"Kids are not a product line," said JingJing Xu, a Palo Alto resident whose daughter is in fourth grade. "For business, sometimes you shift your direction, change (your) product line. But this is ... kids you're talking about."
Xu is part of a group of parents talking with AltSchool about how they could assume operations of the school. They're conducting a feasibility study to determine what that might look like. Xu said AltSchool is very supportive of the proposal, and a majority of elementary school parents she surveyed said they would stay if given the option.
AltSchool has also hired two consultants to help Palo Alto families find new schools for next year and has researched about 20 schools in the area that offer a similar philosophy, said Communications Officer Maggie Quale.
Head of School Chris Bezsylko, whose own child attends AltSchool Palo Alto, said the closure was also a surprise for his staff. He said the parent effort to assume ownership is a testament to the fact that it's "not about the school failing" but rather "a broader decision of AltSchool as a network."
Despite the shock of the planned closure, parents said it was not out of the blue given the company's ultimate goal to proliferate its software beyond AltSchool walls.
Don MacAskill, a Mountain View resident and one of the founding families at AltSchool Palo Alto, is also the CEO of a technology company. He said AltSchool's reasoning makes good sense from a business perspective.
"(There have been) many times in my career and at my current company where new data comes along and shows you that the market opportunity lies in a slightly different direction ... than where you were headed, and you have to make changes to chase that opportunity for the good of your company and the good of your business," he said Thursday.
"Obviously I'm sad that the tiny little lab school we love so much is closing, but this action seems totally in line with what their stated purpose has been all along."
MacAskill said he made a "calculated risk" when he enrolled his three children at AltSchool — one that has paid off in dividends in the last two years. But the risk of staying to be part of a parent-run school is not one he's willing to make. (Even with AltSchool's financial backing and experience opening other schools, the first two years in Palo Alto were "bumpy," he said.)
AltSchool's next phase will focus on spreading its software to other schools, including public school districts. The software is currently used in three independent schools and one California school district, which the company declined to identify.

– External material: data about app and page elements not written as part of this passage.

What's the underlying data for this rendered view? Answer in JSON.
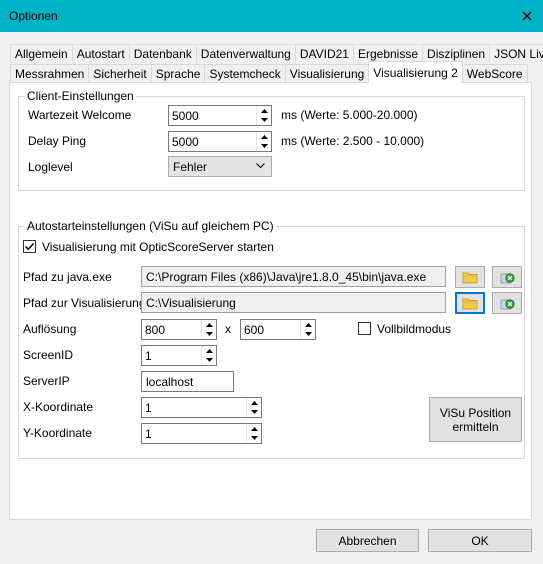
{
  "window": {
    "title": "Optionen"
  },
  "tabs": {
    "row1": [
      "Allgemein",
      "Autostart",
      "Datenbank",
      "Datenverwaltung",
      "DAVID21",
      "Ergebnisse",
      "Disziplinen",
      "JSON Live"
    ],
    "row2": [
      "Messrahmen",
      "Sicherheit",
      "Sprache",
      "Systemcheck",
      "Visualisierung",
      "Visualisierung 2",
      "WebScore"
    ],
    "active": "Visualisierung 2"
  },
  "client": {
    "title": "Client-Einstellungen",
    "wartezeit_label": "Wartezeit Welcome",
    "wartezeit_value": "5000",
    "wartezeit_hint": "ms (Werte: 5.000-20.000)",
    "delay_label": "Delay Ping",
    "delay_value": "5000",
    "delay_hint": "ms (Werte: 2.500 - 10.000)",
    "loglevel_label": "Loglevel",
    "loglevel_value": "Fehler"
  },
  "autostart": {
    "title": "Autostarteinstellungen (ViSu auf gleichem PC)",
    "checkbox_label": "Visualisierung mit OpticScoreServer starten",
    "checkbox_checked": true,
    "java_label": "Pfad zu java.exe",
    "java_value": "C:\\Program Files (x86)\\Java\\jre1.8.0_45\\bin\\java.exe",
    "visu_label": "Pfad zur Visualisierung",
    "visu_value": "C:\\Visualisierung",
    "aufloesung_label": "Auflösung",
    "width_value": "800",
    "x_sep": "x",
    "height_value": "600",
    "vollbild_label": "Vollbildmodus",
    "vollbild_checked": false,
    "screenid_label": "ScreenID",
    "screenid_value": "1",
    "serverip_label": "ServerIP",
    "serverip_value": "localhost",
    "xkoord_label": "X-Koordinate",
    "xkoord_value": "1",
    "ykoord_label": "Y-Koordinate",
    "ykoord_value": "1",
    "position_button": "ViSu Position ermitteln"
  },
  "footer": {
    "cancel_label": "Abbrechen",
    "ok_label": "OK"
  }
}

Vodicka described the platform as an operating system that brings all of a school's tools and resources under one roof. Teachers, for example, can use it for planning, assignments, assessments, goal-setting and monitoring both qualitative and quantitative information about students.
"What we hope to achieve through this next phase ... (is) having over time more and more schools take some of the things that seem to be best serving students and making that part of the norm instead of the exception," Vodicka said.
AltSchool parents are now looking ahead to where their children will go to school next fall. MacAskill is exploring private schools in the area. Kacher, whose daughter came to AltSchool this fall from Duveneck Elementary School in Palo Alto, said her daughter will return to the public school if the parents can't find a way to continue AltSchool.
Xu said although parents are "shocked and mad," she credits Ventilla with taking a risk that has paid off for many families in search of a new kind of education in Palo Alto.
"We've been teaching our kids to be risk takers. He took a risk and didn't succeed, but because of him, that's why we have this community," she said. "He made a decision he had to make for his business."